==== RECORDS FOR THIS TASK

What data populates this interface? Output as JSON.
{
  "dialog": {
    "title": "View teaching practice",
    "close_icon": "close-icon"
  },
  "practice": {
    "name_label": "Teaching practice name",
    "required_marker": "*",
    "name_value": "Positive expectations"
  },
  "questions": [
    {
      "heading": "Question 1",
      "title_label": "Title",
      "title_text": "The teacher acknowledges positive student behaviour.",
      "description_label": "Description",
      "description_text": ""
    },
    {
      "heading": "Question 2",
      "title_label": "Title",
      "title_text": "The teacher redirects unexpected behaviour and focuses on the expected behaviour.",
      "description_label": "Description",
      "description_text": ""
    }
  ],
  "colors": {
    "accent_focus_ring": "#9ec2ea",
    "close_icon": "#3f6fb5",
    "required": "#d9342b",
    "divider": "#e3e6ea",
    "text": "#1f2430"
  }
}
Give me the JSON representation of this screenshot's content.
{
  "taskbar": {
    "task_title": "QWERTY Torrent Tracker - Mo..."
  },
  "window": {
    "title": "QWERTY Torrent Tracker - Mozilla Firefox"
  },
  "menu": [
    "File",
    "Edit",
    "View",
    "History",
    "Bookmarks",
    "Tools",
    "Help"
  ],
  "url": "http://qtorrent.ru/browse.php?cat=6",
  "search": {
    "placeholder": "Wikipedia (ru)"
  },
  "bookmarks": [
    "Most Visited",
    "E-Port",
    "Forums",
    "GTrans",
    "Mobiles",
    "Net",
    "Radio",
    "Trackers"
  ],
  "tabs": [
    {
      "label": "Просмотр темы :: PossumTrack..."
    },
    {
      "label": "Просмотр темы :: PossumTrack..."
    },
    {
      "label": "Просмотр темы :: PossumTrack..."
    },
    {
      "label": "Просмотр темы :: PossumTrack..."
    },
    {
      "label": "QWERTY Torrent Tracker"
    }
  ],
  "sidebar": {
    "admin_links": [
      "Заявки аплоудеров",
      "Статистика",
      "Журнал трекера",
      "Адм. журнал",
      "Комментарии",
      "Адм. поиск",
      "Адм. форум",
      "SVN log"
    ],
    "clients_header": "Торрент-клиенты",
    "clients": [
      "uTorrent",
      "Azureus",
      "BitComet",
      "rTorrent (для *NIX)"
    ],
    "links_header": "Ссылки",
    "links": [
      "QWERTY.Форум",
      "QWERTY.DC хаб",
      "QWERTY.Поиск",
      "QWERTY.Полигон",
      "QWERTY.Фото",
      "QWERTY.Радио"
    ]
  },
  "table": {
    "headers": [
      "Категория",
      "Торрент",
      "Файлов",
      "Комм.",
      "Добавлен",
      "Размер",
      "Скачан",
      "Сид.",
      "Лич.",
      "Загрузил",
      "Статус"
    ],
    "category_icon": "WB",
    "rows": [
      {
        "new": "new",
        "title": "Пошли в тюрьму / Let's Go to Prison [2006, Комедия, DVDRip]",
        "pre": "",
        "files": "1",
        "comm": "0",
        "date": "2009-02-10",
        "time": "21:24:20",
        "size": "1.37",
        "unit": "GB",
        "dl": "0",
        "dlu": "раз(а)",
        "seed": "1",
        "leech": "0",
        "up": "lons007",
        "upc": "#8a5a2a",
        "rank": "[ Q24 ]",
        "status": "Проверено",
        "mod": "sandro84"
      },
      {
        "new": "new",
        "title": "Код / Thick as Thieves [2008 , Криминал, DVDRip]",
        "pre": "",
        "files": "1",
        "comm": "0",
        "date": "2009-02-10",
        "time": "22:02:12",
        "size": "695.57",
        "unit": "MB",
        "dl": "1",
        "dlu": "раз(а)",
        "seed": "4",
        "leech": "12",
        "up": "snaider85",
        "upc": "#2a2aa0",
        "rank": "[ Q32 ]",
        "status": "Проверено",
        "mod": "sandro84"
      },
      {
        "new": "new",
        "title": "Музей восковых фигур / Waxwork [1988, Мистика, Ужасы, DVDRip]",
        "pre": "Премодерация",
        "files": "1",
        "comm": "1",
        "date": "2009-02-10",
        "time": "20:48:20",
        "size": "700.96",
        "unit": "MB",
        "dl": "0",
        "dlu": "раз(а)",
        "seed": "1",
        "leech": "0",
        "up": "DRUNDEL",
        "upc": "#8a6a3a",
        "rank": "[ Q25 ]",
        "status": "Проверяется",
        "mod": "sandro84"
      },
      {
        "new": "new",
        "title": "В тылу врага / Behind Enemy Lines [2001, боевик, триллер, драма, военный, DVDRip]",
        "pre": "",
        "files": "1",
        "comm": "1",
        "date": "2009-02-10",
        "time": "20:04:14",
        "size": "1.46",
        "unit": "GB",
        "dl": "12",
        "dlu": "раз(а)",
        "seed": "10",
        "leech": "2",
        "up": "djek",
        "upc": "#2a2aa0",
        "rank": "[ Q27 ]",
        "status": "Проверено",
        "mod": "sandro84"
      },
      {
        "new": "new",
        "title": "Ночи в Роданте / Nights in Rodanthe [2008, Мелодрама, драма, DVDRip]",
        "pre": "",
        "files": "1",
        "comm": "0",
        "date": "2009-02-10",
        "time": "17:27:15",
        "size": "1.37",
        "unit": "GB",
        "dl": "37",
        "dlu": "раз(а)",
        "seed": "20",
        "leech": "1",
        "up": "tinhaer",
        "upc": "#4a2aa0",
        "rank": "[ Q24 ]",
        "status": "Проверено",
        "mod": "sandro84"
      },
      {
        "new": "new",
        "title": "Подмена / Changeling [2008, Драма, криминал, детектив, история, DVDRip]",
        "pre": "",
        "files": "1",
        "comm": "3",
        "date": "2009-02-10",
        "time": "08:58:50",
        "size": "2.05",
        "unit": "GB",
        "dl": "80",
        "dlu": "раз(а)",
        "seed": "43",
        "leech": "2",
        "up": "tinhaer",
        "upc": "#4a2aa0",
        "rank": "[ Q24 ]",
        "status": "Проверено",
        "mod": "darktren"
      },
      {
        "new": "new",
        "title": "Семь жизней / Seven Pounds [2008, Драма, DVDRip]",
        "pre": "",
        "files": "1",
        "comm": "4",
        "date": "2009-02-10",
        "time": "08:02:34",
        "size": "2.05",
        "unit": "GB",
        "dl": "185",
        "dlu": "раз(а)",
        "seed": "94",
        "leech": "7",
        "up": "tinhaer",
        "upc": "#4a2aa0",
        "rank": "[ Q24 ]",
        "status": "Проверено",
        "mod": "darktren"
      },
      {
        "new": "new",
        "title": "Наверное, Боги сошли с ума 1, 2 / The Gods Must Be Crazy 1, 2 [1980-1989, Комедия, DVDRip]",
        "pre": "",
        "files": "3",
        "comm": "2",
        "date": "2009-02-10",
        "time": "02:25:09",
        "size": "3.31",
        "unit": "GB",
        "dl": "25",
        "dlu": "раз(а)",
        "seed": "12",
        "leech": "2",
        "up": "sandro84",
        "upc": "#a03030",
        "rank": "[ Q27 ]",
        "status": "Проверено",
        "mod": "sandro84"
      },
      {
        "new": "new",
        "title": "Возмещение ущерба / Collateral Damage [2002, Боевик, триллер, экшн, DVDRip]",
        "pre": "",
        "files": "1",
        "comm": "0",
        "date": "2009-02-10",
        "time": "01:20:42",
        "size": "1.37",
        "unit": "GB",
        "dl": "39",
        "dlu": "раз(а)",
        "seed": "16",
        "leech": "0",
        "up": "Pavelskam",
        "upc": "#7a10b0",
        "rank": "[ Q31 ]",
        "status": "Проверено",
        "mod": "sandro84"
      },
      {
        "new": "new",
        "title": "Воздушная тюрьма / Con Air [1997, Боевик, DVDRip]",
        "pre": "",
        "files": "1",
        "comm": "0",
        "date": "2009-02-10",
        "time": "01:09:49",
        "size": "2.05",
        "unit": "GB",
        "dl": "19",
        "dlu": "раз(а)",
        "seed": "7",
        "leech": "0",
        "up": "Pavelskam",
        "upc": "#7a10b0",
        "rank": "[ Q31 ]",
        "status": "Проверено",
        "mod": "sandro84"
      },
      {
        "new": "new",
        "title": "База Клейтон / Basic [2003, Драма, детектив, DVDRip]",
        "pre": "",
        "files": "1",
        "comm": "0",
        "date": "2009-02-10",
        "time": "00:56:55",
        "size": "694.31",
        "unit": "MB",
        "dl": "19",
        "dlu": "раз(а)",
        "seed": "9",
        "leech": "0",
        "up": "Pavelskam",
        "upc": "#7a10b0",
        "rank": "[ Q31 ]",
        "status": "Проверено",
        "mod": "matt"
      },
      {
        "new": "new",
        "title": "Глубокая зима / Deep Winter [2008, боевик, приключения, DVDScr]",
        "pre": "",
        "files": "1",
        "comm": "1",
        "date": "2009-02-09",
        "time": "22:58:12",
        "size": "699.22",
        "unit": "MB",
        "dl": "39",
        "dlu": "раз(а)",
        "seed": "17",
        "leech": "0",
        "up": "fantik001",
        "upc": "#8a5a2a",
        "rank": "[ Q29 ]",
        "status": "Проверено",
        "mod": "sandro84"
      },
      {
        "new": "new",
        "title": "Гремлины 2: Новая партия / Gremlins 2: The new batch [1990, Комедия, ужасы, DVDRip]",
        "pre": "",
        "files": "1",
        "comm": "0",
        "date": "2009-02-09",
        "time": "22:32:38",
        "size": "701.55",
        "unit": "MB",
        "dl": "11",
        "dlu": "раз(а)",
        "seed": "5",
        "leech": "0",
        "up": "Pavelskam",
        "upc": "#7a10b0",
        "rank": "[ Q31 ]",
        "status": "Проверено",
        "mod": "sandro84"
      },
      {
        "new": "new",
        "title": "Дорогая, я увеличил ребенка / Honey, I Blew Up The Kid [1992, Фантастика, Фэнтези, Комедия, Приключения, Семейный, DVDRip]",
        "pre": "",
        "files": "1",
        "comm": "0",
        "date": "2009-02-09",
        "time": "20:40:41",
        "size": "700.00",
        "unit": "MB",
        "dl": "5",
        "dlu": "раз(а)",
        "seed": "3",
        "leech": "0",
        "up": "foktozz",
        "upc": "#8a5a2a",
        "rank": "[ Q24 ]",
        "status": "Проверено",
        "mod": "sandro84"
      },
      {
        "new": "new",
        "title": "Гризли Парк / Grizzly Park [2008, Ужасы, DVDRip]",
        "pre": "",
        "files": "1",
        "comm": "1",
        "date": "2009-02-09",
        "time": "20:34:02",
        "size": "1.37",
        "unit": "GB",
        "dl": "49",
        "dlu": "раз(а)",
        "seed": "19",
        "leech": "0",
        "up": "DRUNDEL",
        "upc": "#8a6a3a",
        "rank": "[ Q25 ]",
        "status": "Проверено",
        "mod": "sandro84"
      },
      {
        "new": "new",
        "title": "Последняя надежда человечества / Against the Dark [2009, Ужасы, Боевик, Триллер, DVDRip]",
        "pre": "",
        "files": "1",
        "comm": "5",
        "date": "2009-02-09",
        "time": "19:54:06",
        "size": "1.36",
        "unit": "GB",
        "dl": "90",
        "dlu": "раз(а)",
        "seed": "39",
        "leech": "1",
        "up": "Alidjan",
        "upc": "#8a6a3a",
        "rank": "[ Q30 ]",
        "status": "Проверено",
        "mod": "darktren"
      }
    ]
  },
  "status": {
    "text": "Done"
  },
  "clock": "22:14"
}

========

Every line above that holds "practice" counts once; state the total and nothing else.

TASK OUTPUT – 3